***** Entries provided *****

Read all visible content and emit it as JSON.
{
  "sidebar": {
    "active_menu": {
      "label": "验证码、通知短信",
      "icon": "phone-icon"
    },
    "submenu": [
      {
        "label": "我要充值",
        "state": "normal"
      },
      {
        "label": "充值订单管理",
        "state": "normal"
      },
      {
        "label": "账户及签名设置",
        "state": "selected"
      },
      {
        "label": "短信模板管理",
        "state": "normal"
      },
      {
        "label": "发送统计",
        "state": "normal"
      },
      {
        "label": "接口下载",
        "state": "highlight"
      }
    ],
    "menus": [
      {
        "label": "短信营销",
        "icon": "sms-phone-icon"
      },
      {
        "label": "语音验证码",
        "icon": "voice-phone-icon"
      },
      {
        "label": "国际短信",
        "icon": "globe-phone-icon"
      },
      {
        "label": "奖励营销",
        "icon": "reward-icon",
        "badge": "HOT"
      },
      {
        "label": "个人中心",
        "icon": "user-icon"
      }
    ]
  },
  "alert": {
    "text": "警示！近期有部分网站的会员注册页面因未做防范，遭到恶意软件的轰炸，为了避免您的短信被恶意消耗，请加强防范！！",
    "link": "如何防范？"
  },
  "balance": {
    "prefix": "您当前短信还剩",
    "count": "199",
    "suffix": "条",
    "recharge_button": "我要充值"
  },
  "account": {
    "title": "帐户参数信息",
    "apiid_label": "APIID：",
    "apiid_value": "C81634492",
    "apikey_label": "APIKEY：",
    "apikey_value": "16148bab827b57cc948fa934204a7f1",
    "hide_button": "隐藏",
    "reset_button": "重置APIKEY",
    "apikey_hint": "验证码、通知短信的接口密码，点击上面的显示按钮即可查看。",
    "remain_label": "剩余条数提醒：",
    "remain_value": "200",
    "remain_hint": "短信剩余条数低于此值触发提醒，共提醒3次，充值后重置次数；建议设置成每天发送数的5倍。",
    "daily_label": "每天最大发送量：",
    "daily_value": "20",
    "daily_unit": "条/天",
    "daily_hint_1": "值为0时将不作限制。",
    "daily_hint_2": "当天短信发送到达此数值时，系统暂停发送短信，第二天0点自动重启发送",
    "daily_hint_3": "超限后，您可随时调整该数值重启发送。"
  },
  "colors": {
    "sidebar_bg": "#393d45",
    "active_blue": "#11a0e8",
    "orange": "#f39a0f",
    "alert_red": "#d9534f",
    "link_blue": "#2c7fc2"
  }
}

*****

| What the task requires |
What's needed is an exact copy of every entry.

| Response for this exercise |
Read all visible content and emit it as JSON.
{
  "sidebar": {
    "active_menu": {
      "label": "验证码、通知短信",
      "icon": "phone-icon"
    },
    "submenu": [
      {
        "label": "我要充值",
        "state": "normal"
      },
      {
        "label": "充值订单管理",
        "state": "normal"
      },
      {
        "label": "账户及签名设置",
        "state": "selected"
      },
      {
        "label": "短信模板管理",
        "state": "normal"
      },
      {
        "label": "发送统计",
        "state": "normal"
      },
      {
        "label": "接口下载",
        "state": "highlight"
      }
    ],
    "menus": [
      {
        "label": "短信营销",
        "icon": "sms-phone-icon"
      },
      {
        "label": "语音验证码",
        "icon": "voice-phone-icon"
      },
      {
        "label": "国际短信",
        "icon": "globe-phone-icon"
      },
      {
        "label": "奖励营销",
        "icon": "reward-icon",
        "badge": "HOT"
      },
      {
        "label": "个人中心",
        "icon": "user-icon"
      }
    ]
  },
  "alert": {
    "text": "警示！近期有部分网站的会员注册页面因未做防范，遭到恶意软件的轰炸，为了避免您的短信被恶意消耗，请加强防范！！",
    "link": "如何防范？"
  },
  "balance": {
    "prefix": "您当前短信还剩",
    "count": "199",
    "suffix": "条",
    "recharge_button": "我要充值"
  },
  "account": {
    "title": "帐户参数信息",
    "apiid_label": "APIID：",
    "apiid_value": "C81634492",
    "apikey_label": "APIKEY：",
    "apikey_value": "16148bab827b57cc948fa934204a7f1",
    "hide_button": "隐藏",
    "reset_button": "重置APIKEY",
    "apikey_hint": "验证码、通知短信的接口密码，点击上面的显示按钮即可查看。",
    "remain_label": "剩余条数提醒：",
    "remain_value": "200",
    "remain_hint": "短信剩余条数低于此值触发提醒，共提醒3次，充值后重置次数；建议设置成每天发送数的5倍。",
    "daily_label": "每天最大发送量：",
    "daily_value": "20",
    "daily_unit": "条/天",
    "daily_hint_1": "值为0时将不作限制。",
    "daily_hint_2": "当天短信发送到达此数值时，系统暂停发送短信，第二天0点自动重启发送",
    "daily_hint_3": "超限后，您可随时调整该数值重启发送。"
  },
  "colors": {
    "sidebar_bg": "#393d45",
    "active_blue": "#11a0e8",
    "orange": "#f39a0f",
    "alert_red": "#d9534f",
    "link_blue": "#2c7fc2"
  }
}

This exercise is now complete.